While writing some PE analysis code I needed to calculate the actual physical offset in a PE file for a given RVA (relative virtual address). Looking around on the Internet it was non-obvious. The Metasploit Framework's msfpescan was actually the most help. I've ported it to Ero Carrera's pefile module and attached the patch to this post. Pefile is a Python module that I highly recommend.
Read more for the simple technique.
Consumer Reports recently conducted a test of the major anti-virus software on the market. Instead of using the known malware, they went a step further and modified the viruses slightly to test the detection rates. The AV market didn't do very well, as expected. The problem is the subsequent backlash by the AV industry.
Igor Muttik posted on McAfee's blog about the perceived inappropriate behavior. His argument is that you should not make new malware under any circumstances. It's been fairly well known in the research community that simple modifications to a virus, such as changing the nop instructions, are enough to fool most of the major vendors. The test that was conducted by Avi Rubin's company is what actual virus writers would perform. This test is fair and accurate in my view.

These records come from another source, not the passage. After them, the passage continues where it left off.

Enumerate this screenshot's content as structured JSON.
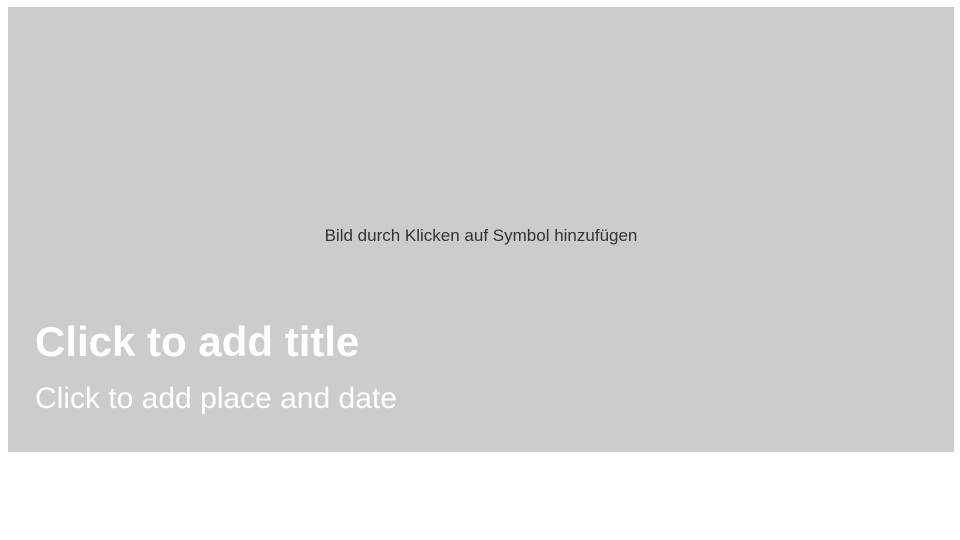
{
  "slide": {
    "image_placeholder_hint": "Bild durch Klicken auf Symbol hinzufügen",
    "title_placeholder": "Click to add title",
    "subtitle_placeholder": "Click to add place and date"
  },
  "colors": {
    "placeholder_background": "#cccccc",
    "hint_text": "#333333",
    "title_text": "#ffffff",
    "page_background": "#ffffff"
  }
}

The truth of the matter is that AV does not perform as well as it should. Consumer Reports is doing the right thing by benchmarking these software under real world conditions.

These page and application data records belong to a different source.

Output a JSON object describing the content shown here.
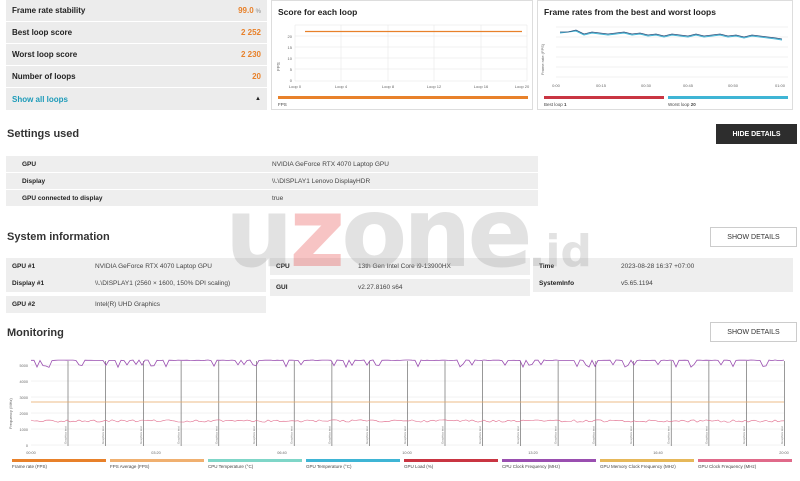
{
  "stats": {
    "frame_rate_stability": {
      "label": "Frame rate stability",
      "value": "99.0",
      "unit": "%"
    },
    "best_loop_score": {
      "label": "Best loop score",
      "value": "2 252"
    },
    "worst_loop_score": {
      "label": "Worst loop score",
      "value": "2 230"
    },
    "number_of_loops": {
      "label": "Number of loops",
      "value": "20"
    },
    "show_all": "Show all loops"
  },
  "score_card": {
    "title": "Score for each loop",
    "ylabel": "FPS",
    "x_ticks": [
      "Loop 0",
      "Loop 4",
      "Loop 8",
      "Loop 12",
      "Loop 16",
      "Loop 20"
    ],
    "y_ticks": [
      "20",
      "15",
      "10",
      "5",
      "0"
    ],
    "legend": "FPS",
    "color": "#e8812a"
  },
  "frame_card": {
    "title": "Frame rates from the best and worst loops",
    "ylabel": "Frame rate (FPS)",
    "x_ticks": [
      "0:00",
      "00:15",
      "00:30",
      "00:45",
      "00:50",
      "01:00"
    ],
    "best_label": "Best loop",
    "best_value": "1",
    "worst_label": "Worst loop",
    "worst_value": "20",
    "best_color": "#c93542",
    "worst_color": "#3fb5d5"
  },
  "settings": {
    "title": "Settings used",
    "hide_details": "HIDE DETAILS",
    "rows": [
      {
        "key": "GPU",
        "value": "NVIDIA GeForce RTX 4070 Laptop GPU"
      },
      {
        "key": "Display",
        "value": "\\\\.\\DISPLAY1 Lenovo DisplayHDR"
      },
      {
        "key": "GPU connected to display",
        "value": "true"
      }
    ]
  },
  "system": {
    "title": "System information",
    "show_details": "SHOW DETAILS",
    "gpu1_key": "GPU #1",
    "gpu1_val": "NVIDIA GeForce RTX 4070 Laptop GPU",
    "display1_key": "Display #1",
    "display1_val": "\\\\.\\DISPLAY1 (2560 × 1600, 150% DPI scaling)",
    "gpu2_key": "GPU #2",
    "gpu2_val": "Intel(R) UHD Graphics",
    "cpu_key": "CPU",
    "cpu_val": "13th Gen Intel Core i9-13900HX",
    "gui_key": "GUI",
    "gui_val": "v2.27.8160 s64",
    "time_key": "Time",
    "time_val": "2023-08-28 16:37 +07:00",
    "sysinfo_key": "SystemInfo",
    "sysinfo_val": "v5.65.1194"
  },
  "monitoring": {
    "title": "Monitoring",
    "show_details": "SHOW DETAILS",
    "ylabel": "Frequency (MHz)",
    "y_ticks": [
      "5000",
      "4000",
      "3000",
      "2000",
      "1000",
      "0"
    ],
    "x_ticks": [
      "00:00",
      "03:20",
      "06:40",
      "10:00",
      "13:20",
      "16:40",
      "20:00"
    ],
    "loop_label": "Graphics test",
    "legend": [
      {
        "name": "Frame rate (FPS)",
        "color": "#e8812a"
      },
      {
        "name": "FPS Average (FPS)",
        "color": "#f0b070"
      },
      {
        "name": "CPU Temperature (°C)",
        "color": "#7fd6c8"
      },
      {
        "name": "GPU Temperature (°C)",
        "color": "#3fb5d5"
      },
      {
        "name": "GPU Load (%)",
        "color": "#c93542"
      },
      {
        "name": "CPU Clock Frequency (MHz)",
        "color": "#9a4fb0"
      },
      {
        "name": "GPU Memory Clock Frequency (MHz)",
        "color": "#e6b85a"
      },
      {
        "name": "GPU Clock Frequency (MHz)",
        "color": "#e06a8a"
      }
    ]
  },
  "watermark": {
    "main_a": "u",
    "main_z": "z",
    "main_b": "one",
    "suffix": ".id"
  }
}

With the release of the first unauthenticated remote executable exploit in a couple of years, many in the press have taken to predicting that a new worm is on the horizon. No doubt the AV companies are all prepared to disassemble, analyze, and most importantly name the new worm.
There are some things that will limit the effects of this worm. First, under XP Service Pack 2 it is widely thought that the only effect will be a denial of service attack. Where the real threat occurs is under previous service packs and older versions of Windows. Microsoft is probably the only one to comment on the percentage of Windows 2000/XP SP1 vs. XP SP2 machines available. Given my impression of organizations we have dealt with, the SP2 install set has been widely adopted.
Given all these issues, it's probably not worth getting too riled up about. Some events that should get your attention are if a reliable XP SP2 exploit payload is released, or there are a lot of non SP2 systems on your network. If the latter is the case, it's probably time to get with the program and upgrade. Don't bank on a reliable exploit not being released. Many smart people are thinking very hard about how to make this happen.